My house is coming together. In a matter of days it will be listed, and anyone anywhere will be able to pull it up and view it. It will be available for inspection, either via internet or in person. It will be exposed, wide open to the prying eyes of anyone who wishes to look. That’s a very unsettling feeling.
I’m trying to look at my home with a critical eye to make it as appealing as possible to a buyer. I’ve put away almost all personal items and have been cleaning and decluttering like crazy. Well, maybe not like crazy yet, but a little. There’s plenty more to do.
My sweetheart has been working hard too. Last night his project was caulking the master bathroom. The old caulk was gross and had to go. He spent a long time at it, and the difference is amazing. It looks like a brand new bathroom.
There are about ten more of these little projects to cross off the list. They are small things that may not stand out on their own, but when taken together give off an overall impression. The impression I want to give is clean and in good condition. That means no burned out lightbulbs, no dirty window tracks, and no scuffed up baseboards.
It’s like that with our bodies, isn’t it? We keep our hair neat, our fingernails manicured, and our clothing clean. It doesn’t change who we are, but it changes the overall impression we give. Are we put together or are we falling apart?
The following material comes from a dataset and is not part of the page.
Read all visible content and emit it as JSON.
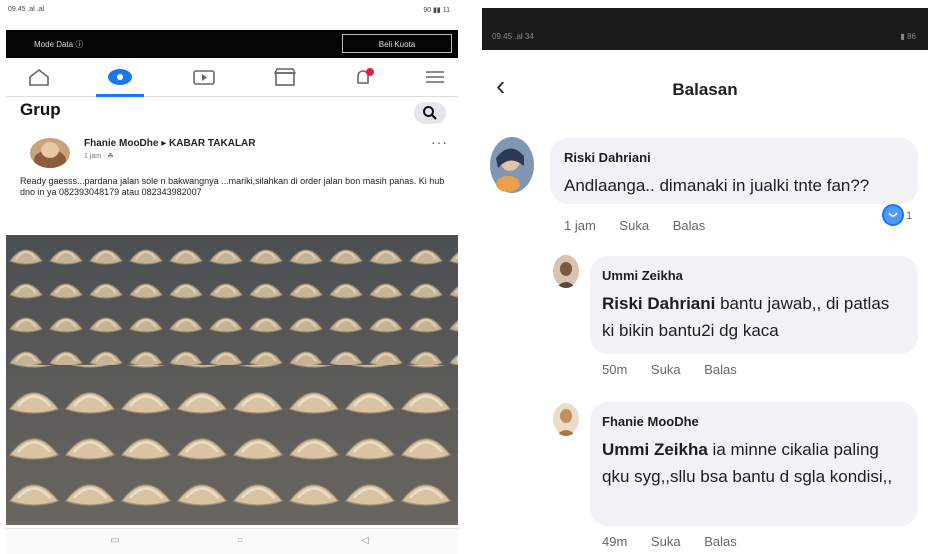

Those small, cosmetic changes have everything to do with how others perceive us, and in fact they influence how we are valued. This may not be fair, but it’s true. Given the choice of two similar homes, one cluttered and dirty, the other tidy and neat, most buyers will opt for the tidy home. Now think about people. Two people with similar backgrounds, similar experiences, similar levels of intelligence, education, talent, and so on going for the same job or same spouse will often be treated differently. The more attractive, more put together person will almost always prevail. Maybe it’s unfair, but it’s life.
As I check items off the list for the house, I’m reminded to check items off the list for myself too. All those small changes add up, and they aren’t just adding to my perceived value. The changes I make to my well being are adding a sense of accomplishment to my life. That’s worth working for.